After crashing his bike into a bus, Jack wakes up to find himself in an alternate timeline where The Beatles never existed. Quickly seizing on the idea that he can pass off their songs as his own, Jack becomes an overnight sensation, his haphazard rise to fame and fortune taking him further and further away from his small-town life and the woman he realizes he might love.
As you can gather from the synopsis above, the plot for YESTERDAY isn’t going to set the world alight but if you’ve seen the trailer – or indeed any of Richard Curtis’ previous films – you should have a pretty decent idea of what you’re in for. YESTERDAY is light-hearted British rom-com at its best, its quintessential British humour, delightful supporting cast and unusual premise giving it an edge over other jukebox films in its category.
There is plenty to like here, most notably the soundtrack which is a joyous ride through the back catalogue of The Beatles. Most of the tracks have been stripped back to become largely guitar-led numbers and still sound unfailingly great, reminding you just how good The Beatles actually are – just in case you forgot. There are also some nice visual flourishes from Danny Boyle who directs efficiently, evoking a little nostalgia with his recreation of iconic Beatles album covers and general ‘60s pop art graphics.
Shame then that the lead performances in YESTERDAY are largely forgettable. Don’t get me wrong, Himesh Patel and Lily James are a strong double act, their rapport and natural chemistry making their romance believable, but as individual characters, they fail to leave a lasting impression. Patel, in particular, lacks the superstar power to carry the film – which is all on him – but does impress vocally, handling the Beatles numbers with both charm and ease.
YESTERDAY also fails to acknowledge the impact of removing the world’s most “influential music act of all time” from history. There’s a throwaway gag which reveals that there is no Oasis without The Beatles, but the rest of modern music remains largely unchanged, including the music of Ed Sheeran, who openly admits to being influenced by the Fab Four.

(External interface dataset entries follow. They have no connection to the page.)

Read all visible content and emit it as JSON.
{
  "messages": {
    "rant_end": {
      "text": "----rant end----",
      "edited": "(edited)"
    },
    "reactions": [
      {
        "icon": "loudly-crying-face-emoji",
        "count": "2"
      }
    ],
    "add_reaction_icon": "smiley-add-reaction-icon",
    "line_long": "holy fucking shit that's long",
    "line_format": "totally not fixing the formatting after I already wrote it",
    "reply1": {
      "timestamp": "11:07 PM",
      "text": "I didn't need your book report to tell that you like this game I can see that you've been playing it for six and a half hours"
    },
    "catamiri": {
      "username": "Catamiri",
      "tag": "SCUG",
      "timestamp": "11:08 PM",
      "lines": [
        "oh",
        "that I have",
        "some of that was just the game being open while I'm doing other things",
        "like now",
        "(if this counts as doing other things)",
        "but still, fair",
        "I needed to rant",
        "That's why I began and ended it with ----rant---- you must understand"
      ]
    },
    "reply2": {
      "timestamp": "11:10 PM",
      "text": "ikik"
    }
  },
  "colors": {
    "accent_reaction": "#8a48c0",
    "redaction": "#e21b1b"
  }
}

That said, these are minor criticisms and, for the most part, YESTERDAY is impossible not to be charmed by. The film also boasts some genuinely touching moments, including a well-executed surprise towards the end of the film which is sure to put a smile on your face.
YESTERDAY is released in UK cinemas on 28 June 2019.
Donna is the Founder and Editor of Frankly, My Dear UK. By day, she works as a digital marketing specialist, by night she reviews film, theatre and music for a wide range of publications including WhatsonStage and The Reviews Hub. Loves Formula 1, prosecco and life.